July 22nd, 2015

Todd Terje & the Olsens – Terminal 5 – July 21, 2015

Todd Terje & the Olsens – Terminal 5 – July 21, 2015
Is the U.S. becoming more Scandinavian? New York City is ever so slowly becoming more bike friendly, there’s a self-avowed socialist climbing his way up the 2016 presidential polls, and American electronic-music fans can’t get enough of the Norwegian DJ wunderkind Todd Terje. Lazy journalism 101 says these three barely related things mean we have an undeniable trend, one worthy of its own online thought piece. One thing is for sure, though, we Americans aren’t yet Scandinavian enough to know what to do with the j in Terje’s last name. Ter-jee? Ter-hey? Ter-yee? I heard every possible variation while working my way into Terminal 5 last night.

“Prepare to be blasted into space in a lounge chair,” my friend, who had seen Terje a few days prior at Chicago’s Pitchfork Music Festival, told me. It was an apt warning, although really, when is anyone not prepared for such a thing? Terje’s set began slowly, with him onstage by himself slowly tinkering his way into the performance, before being joined by his backing band, the Olsens. By the second half of “Leisure Suit Preben” all three of the Olsens were on some sort of percussion instrument. Strong rhythm works well in the cavernous Terminal 5. Done well, it beats the entire venue, all three of its floors, into perfect unison. The true liftoff into space arrived with “Strandbar,” its relentless rhythmic assault stretched out into infinity and beyond. Terje was flanked on his right with one hell of a multi-instrumentalist, who at one time or another played a saxophone, xylophone and guitar, switching among them, sometimes all within the same song.
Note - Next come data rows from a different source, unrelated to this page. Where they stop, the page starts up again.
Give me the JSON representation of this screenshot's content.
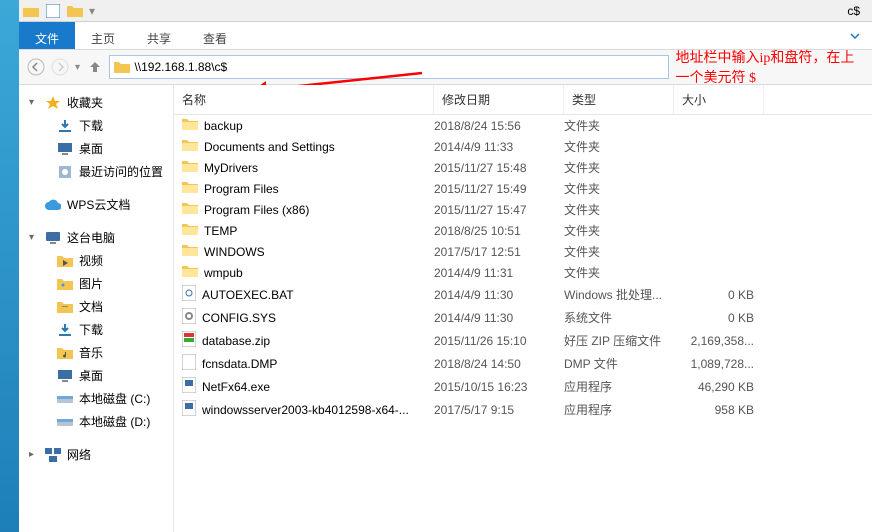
{
  "window_title": "c$",
  "address": "\\\\192.168.1.88\\c$",
  "annotation": "地址栏中输入ip和盘符，在上一个美元符 $",
  "ribbon": {
    "file": "文件",
    "home": "主页",
    "share": "共享",
    "view": "查看"
  },
  "columns": {
    "name": "名称",
    "date": "修改日期",
    "type": "类型",
    "size": "大小"
  },
  "sidebar": {
    "favorites": {
      "label": "收藏夹",
      "items": [
        {
          "label": "下载",
          "icon": "download"
        },
        {
          "label": "桌面",
          "icon": "desktop"
        },
        {
          "label": "最近访问的位置",
          "icon": "recent"
        }
      ]
    },
    "wps": {
      "label": "WPS云文档"
    },
    "thispc": {
      "label": "这台电脑",
      "items": [
        {
          "label": "视频",
          "icon": "video"
        },
        {
          "label": "图片",
          "icon": "pictures"
        },
        {
          "label": "文档",
          "icon": "documents"
        },
        {
          "label": "下载",
          "icon": "download"
        },
        {
          "label": "音乐",
          "icon": "music"
        },
        {
          "label": "桌面",
          "icon": "desktop"
        },
        {
          "label": "本地磁盘 (C:)",
          "icon": "drive"
        },
        {
          "label": "本地磁盘 (D:)",
          "icon": "drive"
        }
      ]
    },
    "network": {
      "label": "网络"
    }
  },
  "rows": [
    {
      "name": "backup",
      "date": "2018/8/24 15:56",
      "type": "文件夹",
      "size": "",
      "icon": "folder"
    },
    {
      "name": "Documents and Settings",
      "date": "2014/4/9 11:33",
      "type": "文件夹",
      "size": "",
      "icon": "folder"
    },
    {
      "name": "MyDrivers",
      "date": "2015/11/27 15:48",
      "type": "文件夹",
      "size": "",
      "icon": "folder"
    },
    {
      "name": "Program Files",
      "date": "2015/11/27 15:49",
      "type": "文件夹",
      "size": "",
      "icon": "folder"
    },
    {
      "name": "Program Files (x86)",
      "date": "2015/11/27 15:47",
      "type": "文件夹",
      "size": "",
      "icon": "folder"
    },
    {
      "name": "TEMP",
      "date": "2018/8/25 10:51",
      "type": "文件夹",
      "size": "",
      "icon": "folder"
    },
    {
      "name": "WINDOWS",
      "date": "2017/5/17 12:51",
      "type": "文件夹",
      "size": "",
      "icon": "folder"
    },
    {
      "name": "wmpub",
      "date": "2014/4/9 11:31",
      "type": "文件夹",
      "size": "",
      "icon": "folder"
    },
    {
      "name": "AUTOEXEC.BAT",
      "date": "2014/4/9 11:30",
      "type": "Windows 批处理...",
      "size": "0 KB",
      "icon": "bat"
    },
    {
      "name": "CONFIG.SYS",
      "date": "2014/4/9 11:30",
      "type": "系统文件",
      "size": "0 KB",
      "icon": "sys"
    },
    {
      "name": "database.zip",
      "date": "2015/11/26 15:10",
      "type": "好压 ZIP 压缩文件",
      "size": "2,169,358...",
      "icon": "zip"
    },
    {
      "name": "fcnsdata.DMP",
      "date": "2018/8/24 14:50",
      "type": "DMP 文件",
      "size": "1,089,728...",
      "icon": "file"
    },
    {
      "name": "NetFx64.exe",
      "date": "2015/10/15 16:23",
      "type": "应用程序",
      "size": "46,290 KB",
      "icon": "exe"
    },
    {
      "name": "windowsserver2003-kb4012598-x64-...",
      "date": "2017/5/17 9:15",
      "type": "应用程序",
      "size": "958 KB",
      "icon": "exe"
    }
  ]
}
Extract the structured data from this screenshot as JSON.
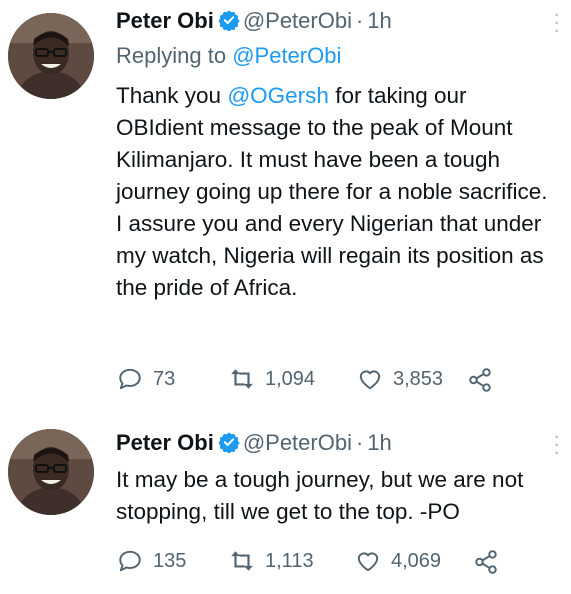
{
  "tweets": [
    {
      "author": "Peter Obi",
      "handle": "@PeterObi",
      "separator": "·",
      "time": "1h",
      "replying_prefix": "Replying to",
      "replying_handle": "@PeterObi",
      "text_before_mention": "Thank you ",
      "mention": "@OGersh",
      "text_after_mention": " for taking our OBIdient message to the peak of Mount Kilimanjaro. It must have been a tough journey going up there for a noble sacrifice. I assure you and every Nigerian that under my watch, Nigeria will regain its position as the pride of Africa.",
      "replies": "73",
      "retweets": "1,094",
      "likes": "3,853"
    },
    {
      "author": "Peter Obi",
      "handle": "@PeterObi",
      "separator": "·",
      "time": "1h",
      "text": "It may be a tough journey, but we are not stopping, till we get to the top. -PO",
      "replies": "135",
      "retweets": "1,113",
      "likes": "4,069"
    }
  ],
  "icons": {
    "verified": "verified-badge-icon",
    "more": "more-options-icon",
    "reply": "reply-icon",
    "retweet": "retweet-icon",
    "like": "heart-icon",
    "share": "share-icon"
  },
  "colors": {
    "text": "#0f1419",
    "secondary": "#536471",
    "accent": "#1d9bf0"
  }
}
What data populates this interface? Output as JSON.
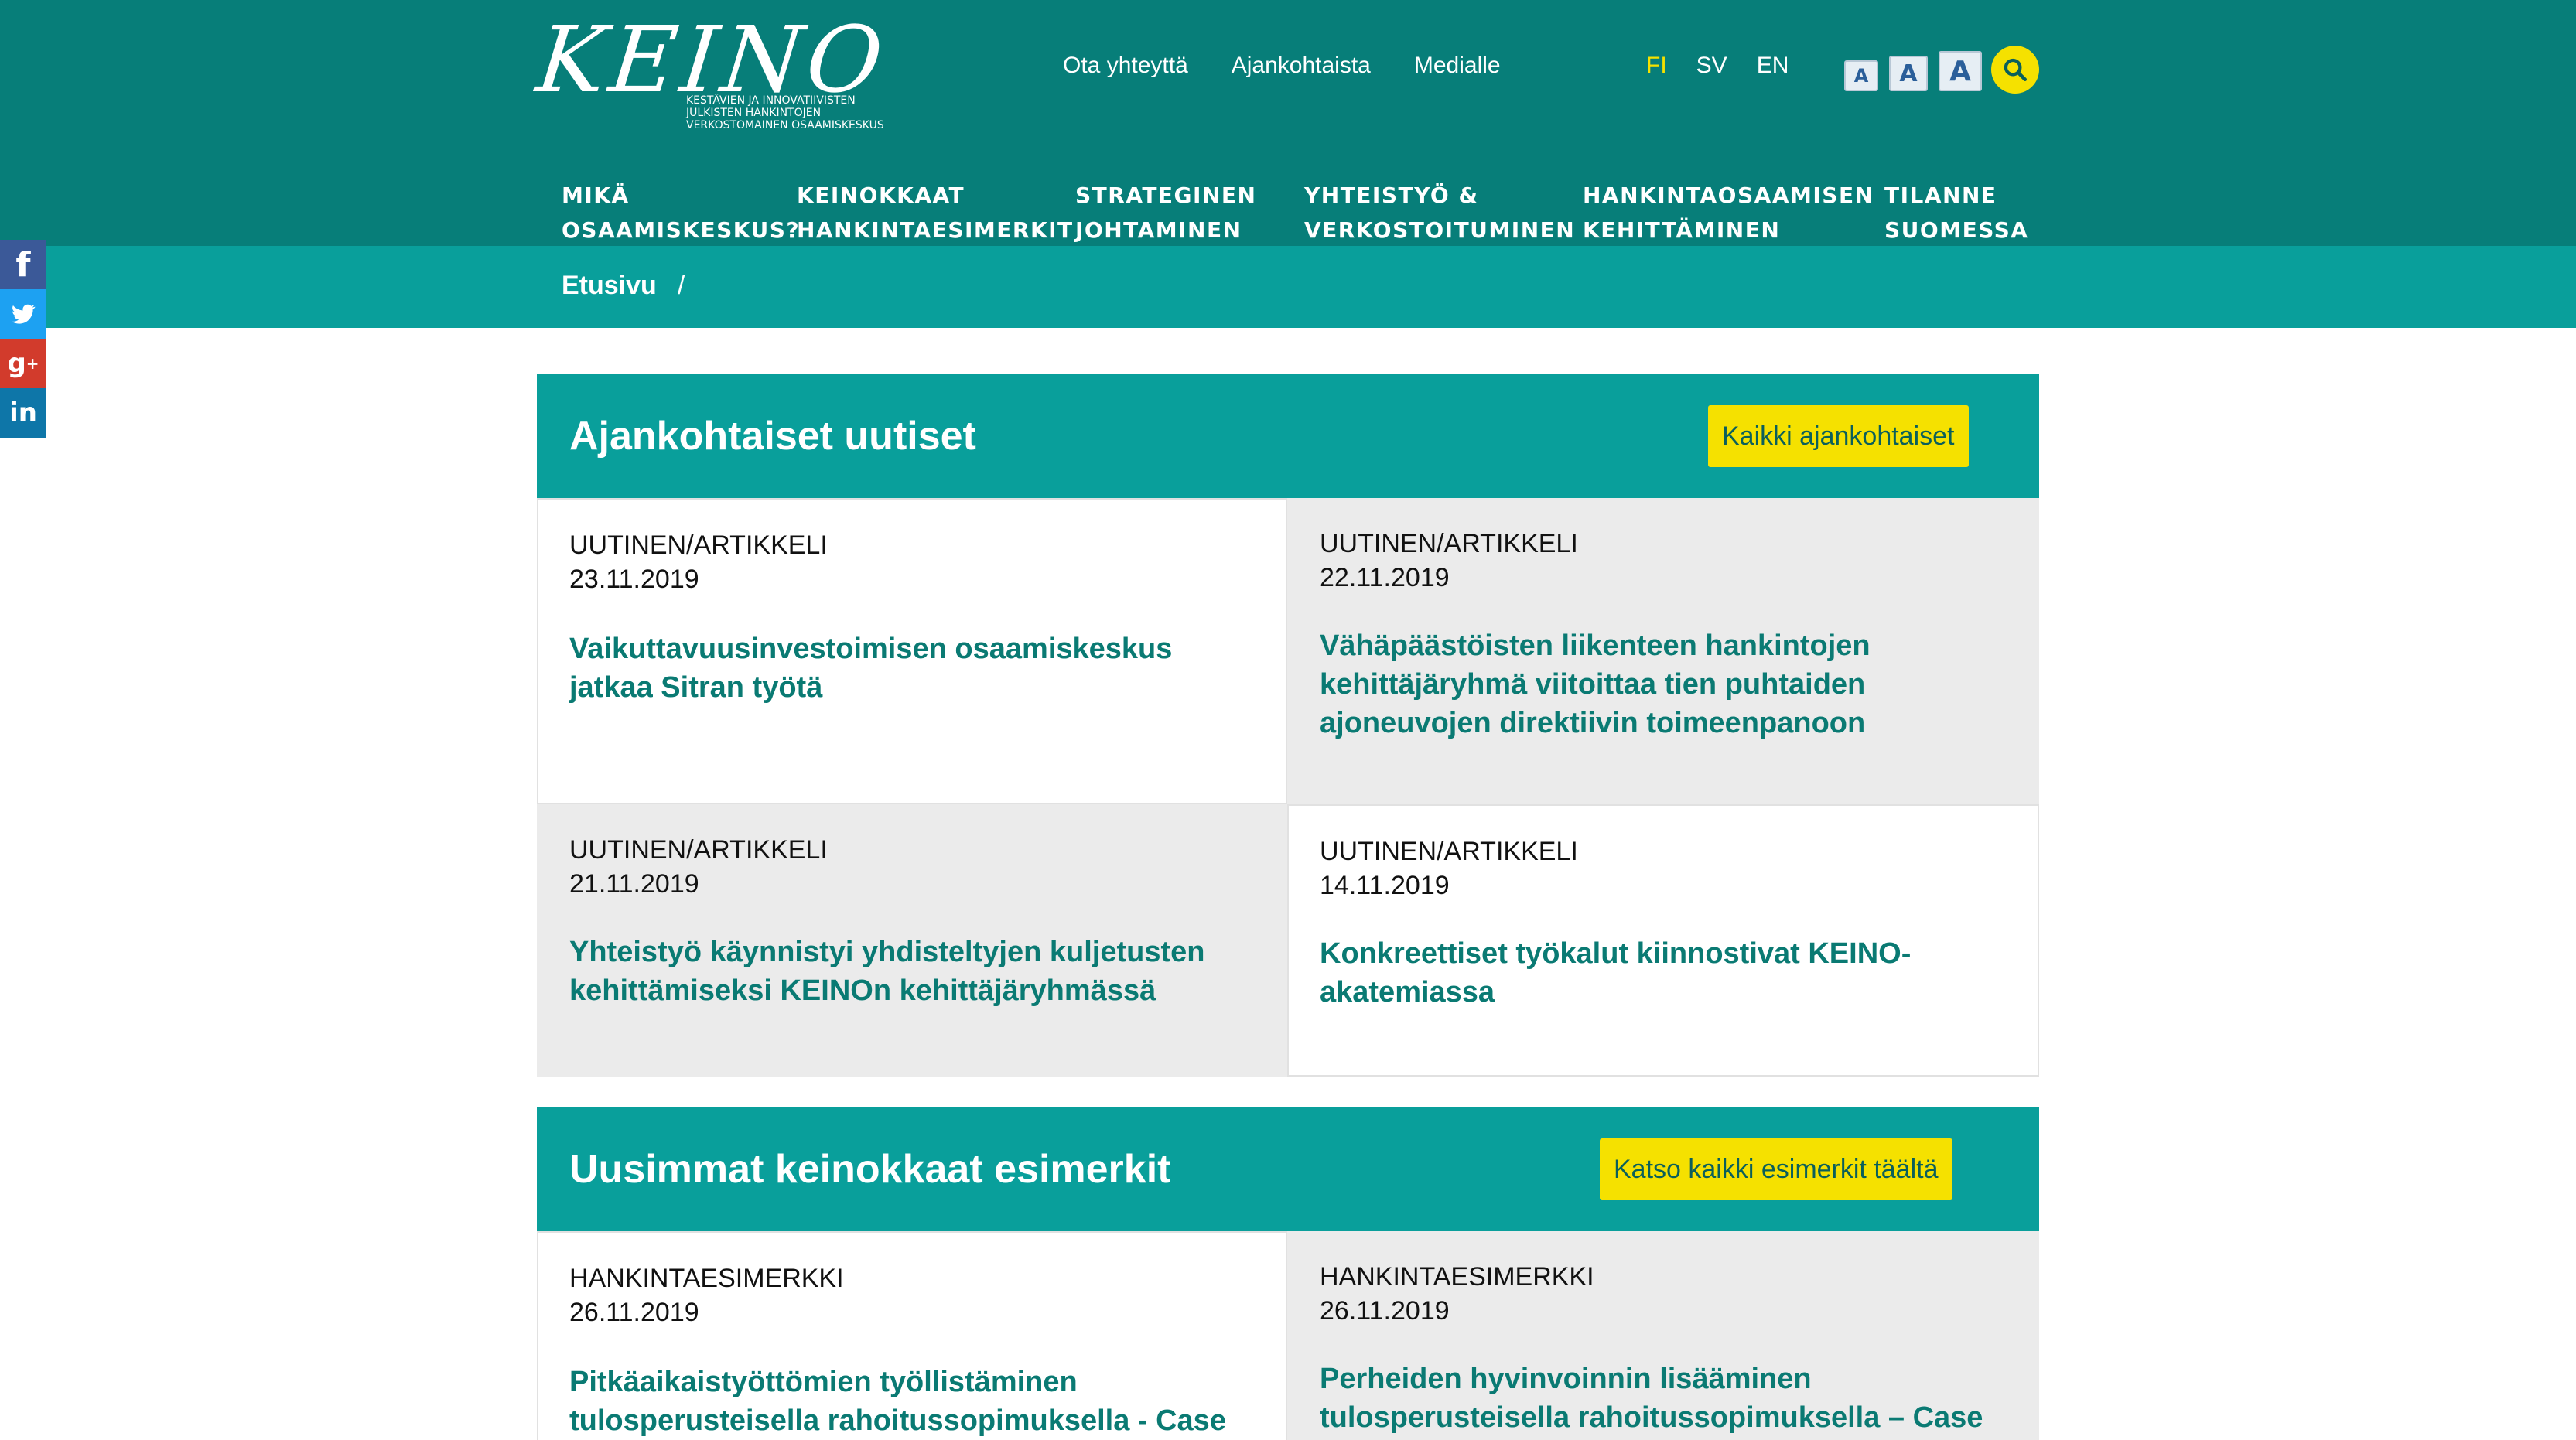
{
  "brand": {
    "logo_text": "KEINO",
    "tagline": [
      "KESTÄVIEN JA INNOVATIIVISTEN",
      "JULKISTEN HANKINTOJEN",
      "VERKOSTOMAINEN OSAAMISKESKUS"
    ]
  },
  "top_nav": {
    "items": [
      "Ota yhteyttä",
      "Ajankohtaista",
      "Medialle"
    ]
  },
  "languages": {
    "items": [
      "FI",
      "SV",
      "EN"
    ],
    "active": "FI"
  },
  "font_size": {
    "small": "A",
    "medium": "A",
    "large": "A"
  },
  "main_nav": {
    "items": [
      {
        "line1": "MIKÄ",
        "line2": "OSAAMISKESKUS?"
      },
      {
        "line1": "KEINOKKAAT",
        "line2": "HANKINTAESIMERKIT"
      },
      {
        "line1": "STRATEGINEN",
        "line2": "JOHTAMINEN"
      },
      {
        "line1": "YHTEISTYÖ &",
        "line2": "VERKOSTOITUMINEN"
      },
      {
        "line1": "HANKINTAOSAAMISEN",
        "line2": "KEHITTÄMINEN"
      },
      {
        "line1": "TILANNE",
        "line2": "SUOMESSA"
      }
    ]
  },
  "breadcrumb": {
    "home": "Etusivu",
    "separator": "/"
  },
  "social": [
    "facebook-icon",
    "twitter-icon",
    "google-plus-icon",
    "linkedin-icon"
  ],
  "news": {
    "title": "Ajankohtaiset uutiset",
    "button": "Kaikki ajankohtaiset",
    "items": [
      {
        "type": "UUTINEN/ARTIKKELI",
        "date": "23.11.2019",
        "headline": "Vaikuttavuusinvestoimisen osaamiskeskus jatkaa Sitran työtä"
      },
      {
        "type": "UUTINEN/ARTIKKELI",
        "date": "22.11.2019",
        "headline": "Vähäpäästöisten liikenteen hankintojen kehittäjäryhmä viitoittaa tien puhtaiden ajoneuvojen direktiivin toimeenpanoon"
      },
      {
        "type": "UUTINEN/ARTIKKELI",
        "date": "21.11.2019",
        "headline": "Yhteistyö käynnistyi yhdisteltyjen kuljetusten kehittämiseksi KEINOn kehittäjäryhmässä"
      },
      {
        "type": "UUTINEN/ARTIKKELI",
        "date": "14.11.2019",
        "headline": "Konkreettiset työkalut kiinnostivat KEINO-akatemiassa"
      }
    ]
  },
  "examples": {
    "title": "Uusimmat keinokkaat esimerkit",
    "button": "Katso kaikki esimerkit täältä",
    "items": [
      {
        "type": "HANKINTAESIMERKKI",
        "date": "26.11.2019",
        "headline": "Pitkäaikaistyöttömien työllistäminen tulosperusteisella rahoitussopimuksella - Case TEM"
      },
      {
        "type": "HANKINTAESIMERKKI",
        "date": "26.11.2019",
        "headline": "Perheiden hyvinvoinnin lisääminen tulosperusteisella rahoitussopimuksella – Case KL-"
      }
    ]
  },
  "colors": {
    "header": "#077e79",
    "band": "#099f9b",
    "accent": "#f5e100",
    "link": "#0a7a73",
    "card_gray": "#ebebeb"
  }
}
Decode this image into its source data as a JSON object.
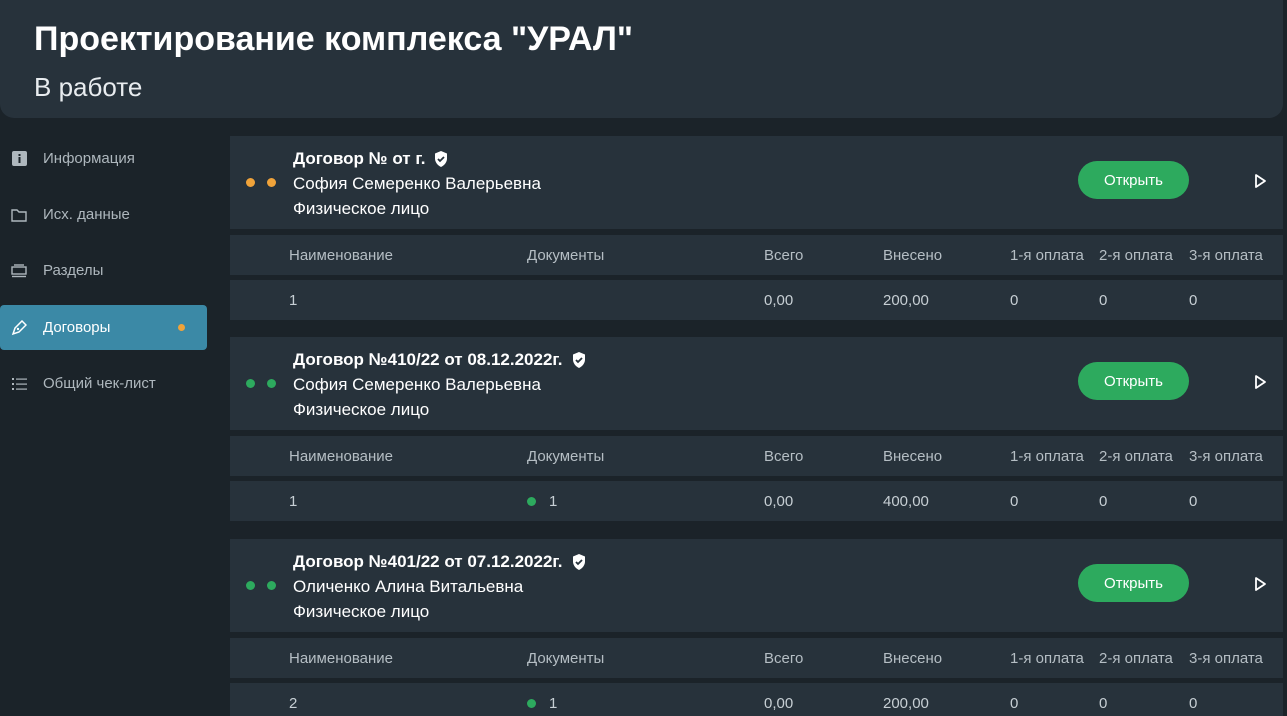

Terje was at his most animated when throwing out the vocal yips of “Svensk Sås” into his vocoder, a funny sight for an otherwise unassuming fellow. The set slowly descended back to earth for “Oh Joy,” with a gradual transition into “Inspector Norse.” It was so gradual that it took the audience a bit to notice we were heading right for Terje’s most well known song, finally becoming apparent when a dozen dancers, draped in tattered cloth and haphazardly placed Christmas lights, walked onstage to dance along. This has been Terje’s go-to for this number live, and it makes for a beautiful sight. There’s a certain way people move their bodies along to “Inspector Norse,” when they get way too into it and shed all inhibitions. It’s not technical enough that I’d really call it dancing, but seeing lots of people do it, in costume onstage and in unison is brilliantly funny. It’s cheeky in the same way Terje’s music is at its finest moments—and one hell of a way to end a set.
—Dan Rickershauser | @D4nRicks

Photos courtesy of Andie Diemer | issuu.com/andiediemer/docs/portfolio